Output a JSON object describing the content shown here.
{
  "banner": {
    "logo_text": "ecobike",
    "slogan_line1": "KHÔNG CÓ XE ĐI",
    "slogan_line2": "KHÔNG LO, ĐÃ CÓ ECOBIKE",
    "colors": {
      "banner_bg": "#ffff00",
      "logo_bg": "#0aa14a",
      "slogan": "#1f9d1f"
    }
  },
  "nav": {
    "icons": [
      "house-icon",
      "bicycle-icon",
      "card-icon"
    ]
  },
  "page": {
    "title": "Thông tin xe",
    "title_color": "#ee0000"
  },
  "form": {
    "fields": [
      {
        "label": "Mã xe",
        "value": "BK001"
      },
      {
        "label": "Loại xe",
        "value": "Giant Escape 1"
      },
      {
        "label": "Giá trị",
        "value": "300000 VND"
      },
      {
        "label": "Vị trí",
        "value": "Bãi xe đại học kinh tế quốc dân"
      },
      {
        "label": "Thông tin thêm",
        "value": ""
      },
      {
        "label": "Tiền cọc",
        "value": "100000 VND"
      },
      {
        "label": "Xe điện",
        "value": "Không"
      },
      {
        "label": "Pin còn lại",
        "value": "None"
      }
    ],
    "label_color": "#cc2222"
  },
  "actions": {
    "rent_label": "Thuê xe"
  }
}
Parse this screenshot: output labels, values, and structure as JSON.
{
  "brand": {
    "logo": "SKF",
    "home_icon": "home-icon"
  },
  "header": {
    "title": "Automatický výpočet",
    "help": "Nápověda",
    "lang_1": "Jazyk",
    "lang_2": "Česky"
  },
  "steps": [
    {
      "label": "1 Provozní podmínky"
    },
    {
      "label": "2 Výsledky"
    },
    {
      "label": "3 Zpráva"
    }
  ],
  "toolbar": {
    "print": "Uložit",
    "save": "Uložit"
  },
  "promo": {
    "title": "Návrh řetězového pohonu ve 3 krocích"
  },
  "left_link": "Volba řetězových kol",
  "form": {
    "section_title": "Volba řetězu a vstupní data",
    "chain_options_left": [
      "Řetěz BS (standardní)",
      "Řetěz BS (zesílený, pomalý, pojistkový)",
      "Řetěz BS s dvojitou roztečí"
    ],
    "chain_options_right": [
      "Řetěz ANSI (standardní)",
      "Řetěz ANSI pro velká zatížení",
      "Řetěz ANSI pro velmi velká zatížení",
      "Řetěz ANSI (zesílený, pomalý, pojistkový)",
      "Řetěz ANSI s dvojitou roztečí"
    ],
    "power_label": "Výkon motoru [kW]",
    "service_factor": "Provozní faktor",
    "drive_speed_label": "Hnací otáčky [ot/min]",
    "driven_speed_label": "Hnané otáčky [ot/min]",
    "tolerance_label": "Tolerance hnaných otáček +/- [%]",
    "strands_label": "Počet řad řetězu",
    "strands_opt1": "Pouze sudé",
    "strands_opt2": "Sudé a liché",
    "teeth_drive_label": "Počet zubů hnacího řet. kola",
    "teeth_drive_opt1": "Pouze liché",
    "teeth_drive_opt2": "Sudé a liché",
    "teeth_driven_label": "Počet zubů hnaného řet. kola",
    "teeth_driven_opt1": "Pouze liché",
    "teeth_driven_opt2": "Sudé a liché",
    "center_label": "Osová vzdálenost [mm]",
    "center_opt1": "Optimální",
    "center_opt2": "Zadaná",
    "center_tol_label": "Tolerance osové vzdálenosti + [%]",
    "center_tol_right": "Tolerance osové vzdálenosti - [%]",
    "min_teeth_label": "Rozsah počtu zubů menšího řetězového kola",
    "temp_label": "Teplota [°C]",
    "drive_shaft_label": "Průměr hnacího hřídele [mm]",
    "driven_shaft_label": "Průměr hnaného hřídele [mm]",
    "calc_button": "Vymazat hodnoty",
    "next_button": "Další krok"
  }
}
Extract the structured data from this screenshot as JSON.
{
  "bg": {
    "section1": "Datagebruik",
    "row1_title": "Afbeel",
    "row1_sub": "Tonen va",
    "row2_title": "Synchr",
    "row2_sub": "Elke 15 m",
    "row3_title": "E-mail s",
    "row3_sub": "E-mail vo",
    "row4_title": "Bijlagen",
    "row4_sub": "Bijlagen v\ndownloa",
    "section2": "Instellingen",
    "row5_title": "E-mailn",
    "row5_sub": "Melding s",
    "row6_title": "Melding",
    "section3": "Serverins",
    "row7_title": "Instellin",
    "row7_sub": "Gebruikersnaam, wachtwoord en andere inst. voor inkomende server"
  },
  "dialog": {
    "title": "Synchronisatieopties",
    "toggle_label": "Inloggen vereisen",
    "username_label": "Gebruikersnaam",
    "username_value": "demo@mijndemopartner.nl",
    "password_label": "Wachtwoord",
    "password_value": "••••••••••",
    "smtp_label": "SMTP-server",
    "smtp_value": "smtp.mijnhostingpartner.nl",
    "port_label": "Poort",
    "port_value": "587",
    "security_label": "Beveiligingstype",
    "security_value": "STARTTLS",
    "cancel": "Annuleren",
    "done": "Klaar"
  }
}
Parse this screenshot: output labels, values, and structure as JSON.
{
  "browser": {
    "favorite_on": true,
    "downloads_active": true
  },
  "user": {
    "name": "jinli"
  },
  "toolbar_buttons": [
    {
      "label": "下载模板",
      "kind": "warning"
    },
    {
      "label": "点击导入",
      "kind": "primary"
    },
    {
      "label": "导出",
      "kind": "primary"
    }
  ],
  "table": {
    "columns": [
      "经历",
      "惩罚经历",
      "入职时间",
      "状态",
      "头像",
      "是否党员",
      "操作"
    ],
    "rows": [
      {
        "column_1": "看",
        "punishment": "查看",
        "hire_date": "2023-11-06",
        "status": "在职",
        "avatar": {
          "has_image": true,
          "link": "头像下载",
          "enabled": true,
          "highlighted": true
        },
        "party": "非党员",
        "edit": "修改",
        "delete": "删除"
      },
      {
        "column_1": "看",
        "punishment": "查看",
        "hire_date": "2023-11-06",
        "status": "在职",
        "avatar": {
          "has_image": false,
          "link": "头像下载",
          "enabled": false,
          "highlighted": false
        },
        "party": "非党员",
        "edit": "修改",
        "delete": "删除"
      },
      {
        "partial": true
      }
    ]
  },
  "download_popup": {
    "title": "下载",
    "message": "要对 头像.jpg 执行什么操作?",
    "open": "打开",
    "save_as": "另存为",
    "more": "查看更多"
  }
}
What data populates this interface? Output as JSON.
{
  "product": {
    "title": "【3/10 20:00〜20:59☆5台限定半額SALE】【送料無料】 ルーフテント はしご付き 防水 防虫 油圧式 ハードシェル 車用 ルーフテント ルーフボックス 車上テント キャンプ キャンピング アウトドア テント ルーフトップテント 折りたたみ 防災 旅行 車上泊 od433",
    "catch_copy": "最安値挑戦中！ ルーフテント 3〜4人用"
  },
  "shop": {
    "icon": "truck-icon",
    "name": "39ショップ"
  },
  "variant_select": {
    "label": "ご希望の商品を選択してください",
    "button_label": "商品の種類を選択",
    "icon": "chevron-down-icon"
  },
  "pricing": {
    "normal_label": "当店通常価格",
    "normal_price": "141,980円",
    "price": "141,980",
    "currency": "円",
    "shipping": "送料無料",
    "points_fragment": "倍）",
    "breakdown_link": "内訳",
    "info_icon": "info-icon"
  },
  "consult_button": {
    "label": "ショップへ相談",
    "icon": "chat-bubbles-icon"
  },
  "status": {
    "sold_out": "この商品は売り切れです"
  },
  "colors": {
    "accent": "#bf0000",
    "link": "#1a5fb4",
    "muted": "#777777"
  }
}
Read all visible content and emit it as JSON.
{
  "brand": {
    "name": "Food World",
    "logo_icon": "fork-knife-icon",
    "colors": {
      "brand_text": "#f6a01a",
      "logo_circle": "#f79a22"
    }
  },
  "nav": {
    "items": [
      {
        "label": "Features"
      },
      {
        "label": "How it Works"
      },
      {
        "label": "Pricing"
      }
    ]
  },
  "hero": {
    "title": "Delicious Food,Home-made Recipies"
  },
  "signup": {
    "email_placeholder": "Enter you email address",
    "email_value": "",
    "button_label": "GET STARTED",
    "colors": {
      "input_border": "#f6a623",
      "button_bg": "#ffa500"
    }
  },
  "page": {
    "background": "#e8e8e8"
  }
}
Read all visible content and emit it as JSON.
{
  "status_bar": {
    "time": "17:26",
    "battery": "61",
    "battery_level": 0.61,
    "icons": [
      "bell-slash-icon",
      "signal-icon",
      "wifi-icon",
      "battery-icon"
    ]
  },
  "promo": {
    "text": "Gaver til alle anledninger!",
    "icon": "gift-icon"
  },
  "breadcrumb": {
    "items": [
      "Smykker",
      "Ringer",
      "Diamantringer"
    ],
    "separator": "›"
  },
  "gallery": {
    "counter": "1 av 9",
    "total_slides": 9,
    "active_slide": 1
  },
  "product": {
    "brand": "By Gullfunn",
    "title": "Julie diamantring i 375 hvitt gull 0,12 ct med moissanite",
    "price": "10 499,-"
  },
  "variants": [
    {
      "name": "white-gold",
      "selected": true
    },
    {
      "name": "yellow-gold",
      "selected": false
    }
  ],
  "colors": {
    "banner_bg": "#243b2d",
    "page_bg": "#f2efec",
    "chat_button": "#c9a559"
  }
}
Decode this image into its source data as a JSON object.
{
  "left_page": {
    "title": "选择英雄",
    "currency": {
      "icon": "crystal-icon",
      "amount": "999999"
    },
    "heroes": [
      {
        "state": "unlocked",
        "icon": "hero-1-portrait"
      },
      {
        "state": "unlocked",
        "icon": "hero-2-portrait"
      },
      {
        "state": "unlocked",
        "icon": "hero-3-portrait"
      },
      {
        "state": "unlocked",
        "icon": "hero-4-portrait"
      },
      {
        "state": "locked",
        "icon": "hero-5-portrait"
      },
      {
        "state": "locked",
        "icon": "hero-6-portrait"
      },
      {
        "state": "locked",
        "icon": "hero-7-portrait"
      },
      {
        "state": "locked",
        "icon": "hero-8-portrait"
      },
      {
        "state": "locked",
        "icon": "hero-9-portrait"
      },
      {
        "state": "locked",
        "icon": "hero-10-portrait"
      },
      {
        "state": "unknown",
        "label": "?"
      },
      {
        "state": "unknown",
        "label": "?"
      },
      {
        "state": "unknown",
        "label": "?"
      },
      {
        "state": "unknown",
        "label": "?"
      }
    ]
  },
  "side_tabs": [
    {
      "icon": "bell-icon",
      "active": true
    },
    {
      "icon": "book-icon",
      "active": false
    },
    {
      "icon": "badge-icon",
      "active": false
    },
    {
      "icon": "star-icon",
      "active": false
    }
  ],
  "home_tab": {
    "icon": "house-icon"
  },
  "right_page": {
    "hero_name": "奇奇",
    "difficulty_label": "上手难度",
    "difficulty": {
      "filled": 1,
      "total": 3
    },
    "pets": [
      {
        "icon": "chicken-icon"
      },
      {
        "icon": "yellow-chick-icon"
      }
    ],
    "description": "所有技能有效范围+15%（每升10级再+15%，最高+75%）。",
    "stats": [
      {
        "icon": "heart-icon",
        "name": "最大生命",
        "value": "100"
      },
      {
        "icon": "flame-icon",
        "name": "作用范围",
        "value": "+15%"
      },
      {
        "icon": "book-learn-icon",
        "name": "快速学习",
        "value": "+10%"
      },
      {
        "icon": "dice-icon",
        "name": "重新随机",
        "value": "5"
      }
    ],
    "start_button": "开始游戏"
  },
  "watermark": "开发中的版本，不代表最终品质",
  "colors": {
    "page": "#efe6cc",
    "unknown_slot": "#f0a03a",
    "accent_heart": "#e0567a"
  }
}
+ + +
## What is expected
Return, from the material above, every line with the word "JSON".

## Exercise output
Output a JSON object describing the content shown here.
Parse this screenshot: output labels, values, and structure as JSON.
Extract the structured data from this screenshot as JSON.
Parse this screenshot: output labels, values, and structure as JSON.
What data populates this interface? Output as JSON.
Read all visible content and emit it as JSON.
Read all visible content and emit it as JSON.
Decode this image into its source data as a JSON object.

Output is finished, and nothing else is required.